Cyclophilin A (CypA) is a ubiquitous cis-trans prolyl isomerase with key roles
in immunity and viral infection. CypA suppresses T-cell activation through
cyclosporine complexation and is required for effective HIV-1 replication in
host cells. We show that CypA is acetylated in diverse human cell lines and use
a synthetically evolved acetyllysyl-tRNA synthetase/tRNA(CUA) pair to produce
recombinant acetylated CypA in Escherichia coli. We determined atomic-resolution
structures of acetylated CypA and its complexes with cyclosporine and HIV-1
capsid. Acetylation markedly inhibited CypA catalysis of cis to trans
isomerization and stabilized cis rather than trans forms of the HIV-1 capsid.
Furthermore, CypA acetylation antagonized the immunosuppressive effects of
cyclosporine by inhibiting the sequential steps of cyclosporine binding and
calcineurin inhibition. Our results reveal that acetylation regulates key
functions of CypA in immunity and viral infection and provide a general set of

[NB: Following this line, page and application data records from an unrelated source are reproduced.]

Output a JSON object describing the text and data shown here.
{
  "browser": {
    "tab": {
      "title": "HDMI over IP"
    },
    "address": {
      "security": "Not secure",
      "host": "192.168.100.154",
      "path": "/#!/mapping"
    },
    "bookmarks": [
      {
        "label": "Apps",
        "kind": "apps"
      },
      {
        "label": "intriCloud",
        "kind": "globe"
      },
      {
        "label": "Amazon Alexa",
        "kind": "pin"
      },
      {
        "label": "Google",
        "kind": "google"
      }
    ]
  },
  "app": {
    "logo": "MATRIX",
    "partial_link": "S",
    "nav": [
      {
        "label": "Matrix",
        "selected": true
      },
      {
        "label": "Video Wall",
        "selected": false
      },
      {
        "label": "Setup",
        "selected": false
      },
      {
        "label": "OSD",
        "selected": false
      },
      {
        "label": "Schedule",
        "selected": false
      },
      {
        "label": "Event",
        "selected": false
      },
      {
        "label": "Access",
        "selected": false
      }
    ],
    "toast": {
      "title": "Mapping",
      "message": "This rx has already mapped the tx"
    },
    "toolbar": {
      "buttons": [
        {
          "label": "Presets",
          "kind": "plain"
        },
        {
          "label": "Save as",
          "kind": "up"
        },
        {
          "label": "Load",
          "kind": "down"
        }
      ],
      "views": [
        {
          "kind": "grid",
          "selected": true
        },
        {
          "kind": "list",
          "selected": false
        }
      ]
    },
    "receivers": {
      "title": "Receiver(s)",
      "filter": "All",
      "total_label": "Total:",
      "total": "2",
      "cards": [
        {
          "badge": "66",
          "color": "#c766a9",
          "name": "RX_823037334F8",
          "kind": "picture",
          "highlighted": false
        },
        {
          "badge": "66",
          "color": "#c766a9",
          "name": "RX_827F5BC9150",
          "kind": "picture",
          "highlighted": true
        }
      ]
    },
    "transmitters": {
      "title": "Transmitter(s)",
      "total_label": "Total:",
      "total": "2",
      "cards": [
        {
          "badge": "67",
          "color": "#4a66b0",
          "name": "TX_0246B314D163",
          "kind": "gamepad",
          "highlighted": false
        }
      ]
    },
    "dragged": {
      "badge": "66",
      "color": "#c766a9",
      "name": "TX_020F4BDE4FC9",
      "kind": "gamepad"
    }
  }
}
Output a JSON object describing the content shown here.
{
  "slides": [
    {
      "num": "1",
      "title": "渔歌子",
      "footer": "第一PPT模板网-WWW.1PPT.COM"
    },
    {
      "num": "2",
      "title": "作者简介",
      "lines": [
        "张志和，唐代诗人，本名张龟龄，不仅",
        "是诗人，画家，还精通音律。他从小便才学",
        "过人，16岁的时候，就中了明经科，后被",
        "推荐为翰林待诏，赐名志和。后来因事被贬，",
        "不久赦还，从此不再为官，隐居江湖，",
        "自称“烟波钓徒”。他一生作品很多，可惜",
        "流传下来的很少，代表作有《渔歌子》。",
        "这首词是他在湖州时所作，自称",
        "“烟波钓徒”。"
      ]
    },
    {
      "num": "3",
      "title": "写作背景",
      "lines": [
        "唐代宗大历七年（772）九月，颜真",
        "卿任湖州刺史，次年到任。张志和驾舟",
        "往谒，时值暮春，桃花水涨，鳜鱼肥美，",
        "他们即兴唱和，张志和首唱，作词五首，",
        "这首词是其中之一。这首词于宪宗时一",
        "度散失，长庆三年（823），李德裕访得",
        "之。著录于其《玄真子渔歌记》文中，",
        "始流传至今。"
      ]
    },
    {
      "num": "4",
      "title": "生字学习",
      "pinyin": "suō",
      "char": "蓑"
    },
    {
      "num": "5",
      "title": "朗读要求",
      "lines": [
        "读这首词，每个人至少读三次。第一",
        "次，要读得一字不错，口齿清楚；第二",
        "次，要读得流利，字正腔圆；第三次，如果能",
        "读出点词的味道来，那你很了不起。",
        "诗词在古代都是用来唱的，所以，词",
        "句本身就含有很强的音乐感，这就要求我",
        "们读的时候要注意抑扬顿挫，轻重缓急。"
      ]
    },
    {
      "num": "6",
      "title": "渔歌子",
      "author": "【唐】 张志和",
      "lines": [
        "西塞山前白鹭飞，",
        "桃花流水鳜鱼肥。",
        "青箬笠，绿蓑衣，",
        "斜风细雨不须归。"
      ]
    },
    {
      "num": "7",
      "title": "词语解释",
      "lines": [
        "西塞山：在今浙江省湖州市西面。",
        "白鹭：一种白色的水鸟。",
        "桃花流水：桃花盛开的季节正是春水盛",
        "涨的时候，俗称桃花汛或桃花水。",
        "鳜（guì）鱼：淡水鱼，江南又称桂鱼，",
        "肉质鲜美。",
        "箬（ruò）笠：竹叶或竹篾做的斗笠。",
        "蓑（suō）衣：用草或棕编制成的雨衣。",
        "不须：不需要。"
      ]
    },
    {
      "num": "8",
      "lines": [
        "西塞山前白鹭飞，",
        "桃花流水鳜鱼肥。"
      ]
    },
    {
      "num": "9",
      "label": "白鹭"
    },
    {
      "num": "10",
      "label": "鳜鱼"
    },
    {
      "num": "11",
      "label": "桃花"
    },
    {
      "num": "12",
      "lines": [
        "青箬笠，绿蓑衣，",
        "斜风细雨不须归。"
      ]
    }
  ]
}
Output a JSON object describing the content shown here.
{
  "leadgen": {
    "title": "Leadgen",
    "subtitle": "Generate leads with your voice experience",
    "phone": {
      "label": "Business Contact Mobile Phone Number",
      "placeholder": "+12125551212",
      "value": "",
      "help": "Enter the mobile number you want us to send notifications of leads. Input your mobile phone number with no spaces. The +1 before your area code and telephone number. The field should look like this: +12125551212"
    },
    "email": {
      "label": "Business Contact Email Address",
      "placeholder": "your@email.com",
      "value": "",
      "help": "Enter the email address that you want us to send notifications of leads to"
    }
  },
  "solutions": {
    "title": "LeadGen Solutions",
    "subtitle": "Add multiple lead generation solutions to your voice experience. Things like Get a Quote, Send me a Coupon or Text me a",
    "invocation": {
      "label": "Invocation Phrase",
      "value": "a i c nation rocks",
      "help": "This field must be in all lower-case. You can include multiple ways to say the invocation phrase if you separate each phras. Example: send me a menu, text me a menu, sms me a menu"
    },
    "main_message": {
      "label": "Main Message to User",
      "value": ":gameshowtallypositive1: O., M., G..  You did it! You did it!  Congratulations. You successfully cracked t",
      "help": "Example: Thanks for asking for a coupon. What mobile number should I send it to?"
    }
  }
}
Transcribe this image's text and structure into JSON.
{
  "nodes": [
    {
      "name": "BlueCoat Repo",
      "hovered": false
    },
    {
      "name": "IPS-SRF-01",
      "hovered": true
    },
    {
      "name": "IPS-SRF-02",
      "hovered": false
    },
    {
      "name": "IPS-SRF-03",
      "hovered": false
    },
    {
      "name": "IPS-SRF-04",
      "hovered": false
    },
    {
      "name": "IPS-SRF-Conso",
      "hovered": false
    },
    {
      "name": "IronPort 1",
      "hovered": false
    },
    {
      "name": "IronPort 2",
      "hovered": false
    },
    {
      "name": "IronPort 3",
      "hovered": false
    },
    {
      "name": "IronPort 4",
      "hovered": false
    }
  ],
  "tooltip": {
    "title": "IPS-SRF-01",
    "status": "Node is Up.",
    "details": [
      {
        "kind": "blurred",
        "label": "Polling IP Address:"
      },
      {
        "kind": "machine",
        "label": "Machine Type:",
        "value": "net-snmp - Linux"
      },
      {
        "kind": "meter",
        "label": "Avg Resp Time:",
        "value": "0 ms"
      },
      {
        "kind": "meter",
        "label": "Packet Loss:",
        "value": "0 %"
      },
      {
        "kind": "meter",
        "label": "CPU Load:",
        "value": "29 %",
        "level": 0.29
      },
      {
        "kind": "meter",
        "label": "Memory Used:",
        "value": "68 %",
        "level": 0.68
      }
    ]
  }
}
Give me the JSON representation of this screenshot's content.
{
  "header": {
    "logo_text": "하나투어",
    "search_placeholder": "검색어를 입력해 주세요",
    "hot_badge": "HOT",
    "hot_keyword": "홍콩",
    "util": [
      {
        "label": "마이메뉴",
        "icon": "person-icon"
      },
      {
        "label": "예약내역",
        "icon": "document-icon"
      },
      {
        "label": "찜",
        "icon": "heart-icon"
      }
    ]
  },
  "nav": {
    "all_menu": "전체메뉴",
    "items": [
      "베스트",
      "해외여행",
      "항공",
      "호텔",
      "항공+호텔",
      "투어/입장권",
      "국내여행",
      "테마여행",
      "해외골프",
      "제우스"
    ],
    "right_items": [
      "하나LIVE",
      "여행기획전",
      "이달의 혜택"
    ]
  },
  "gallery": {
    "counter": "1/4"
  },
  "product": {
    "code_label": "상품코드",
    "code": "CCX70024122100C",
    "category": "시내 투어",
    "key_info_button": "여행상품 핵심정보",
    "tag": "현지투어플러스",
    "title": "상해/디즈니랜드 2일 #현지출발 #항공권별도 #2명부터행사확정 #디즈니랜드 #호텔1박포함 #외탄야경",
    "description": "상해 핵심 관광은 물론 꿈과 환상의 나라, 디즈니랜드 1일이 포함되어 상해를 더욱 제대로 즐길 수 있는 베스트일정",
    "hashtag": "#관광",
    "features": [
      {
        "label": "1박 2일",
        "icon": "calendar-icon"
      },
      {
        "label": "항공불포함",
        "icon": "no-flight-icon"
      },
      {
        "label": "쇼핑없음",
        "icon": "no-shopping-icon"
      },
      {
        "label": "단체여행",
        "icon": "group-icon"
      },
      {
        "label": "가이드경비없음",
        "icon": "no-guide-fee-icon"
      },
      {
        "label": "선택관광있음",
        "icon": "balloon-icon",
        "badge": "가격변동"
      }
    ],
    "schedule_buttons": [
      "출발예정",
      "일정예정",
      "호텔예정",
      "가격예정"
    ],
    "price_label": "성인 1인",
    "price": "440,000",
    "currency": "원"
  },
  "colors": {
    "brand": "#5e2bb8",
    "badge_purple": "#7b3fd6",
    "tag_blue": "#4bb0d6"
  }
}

mechanisms by which acetylation modulates interactions to regulate cell function.